[PROBLEM] Within the data beneath, some lines may hold the word "name". Give the number of those lines and nothing else.

[RECORDS TO PROCESS]
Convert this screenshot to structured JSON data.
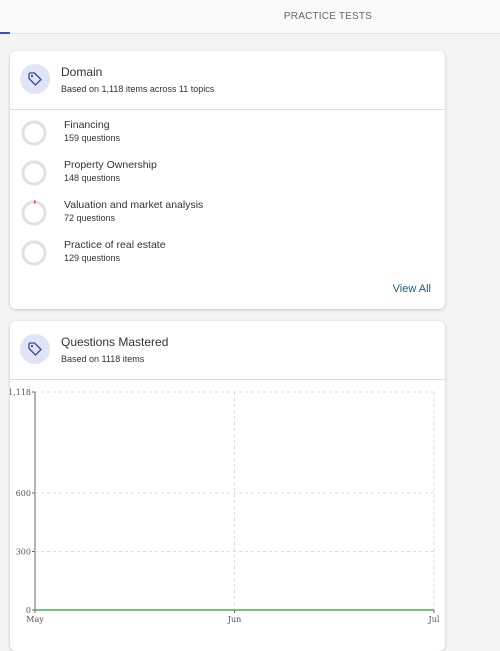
{
  "header": {
    "tab_label": "PRACTICE TESTS"
  },
  "domain_card": {
    "icon": "tag-icon",
    "title": "Domain",
    "subtitle": "Based on 1,118 items across 11 topics",
    "topics": [
      {
        "name": "Financing",
        "count": "159 questions",
        "progress": 0
      },
      {
        "name": "Property Ownership",
        "count": "148 questions",
        "progress": 0
      },
      {
        "name": "Valuation and market analysis",
        "count": "72 questions",
        "progress": 0.02
      },
      {
        "name": "Practice of real estate",
        "count": "129 questions",
        "progress": 0
      }
    ],
    "view_all_label": "View All"
  },
  "mastered_card": {
    "icon": "tag-icon",
    "title": "Questions Mastered",
    "subtitle": "Based on 1118 items"
  },
  "colors": {
    "accent": "#3f51b5",
    "ring_track": "#e0e0e0",
    "ring_progress": "#d32f2f",
    "line": "#4caf50",
    "link": "#1c5d86"
  },
  "chart_data": {
    "type": "line",
    "x": [
      "May",
      "Jun",
      "Jul"
    ],
    "y_ticks": [
      "0",
      "300",
      "600",
      "1,118"
    ],
    "ylim": [
      0,
      1118
    ],
    "series": [
      {
        "values": [
          0,
          0,
          0
        ]
      }
    ],
    "grid": true
  }
}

[REPLY] 4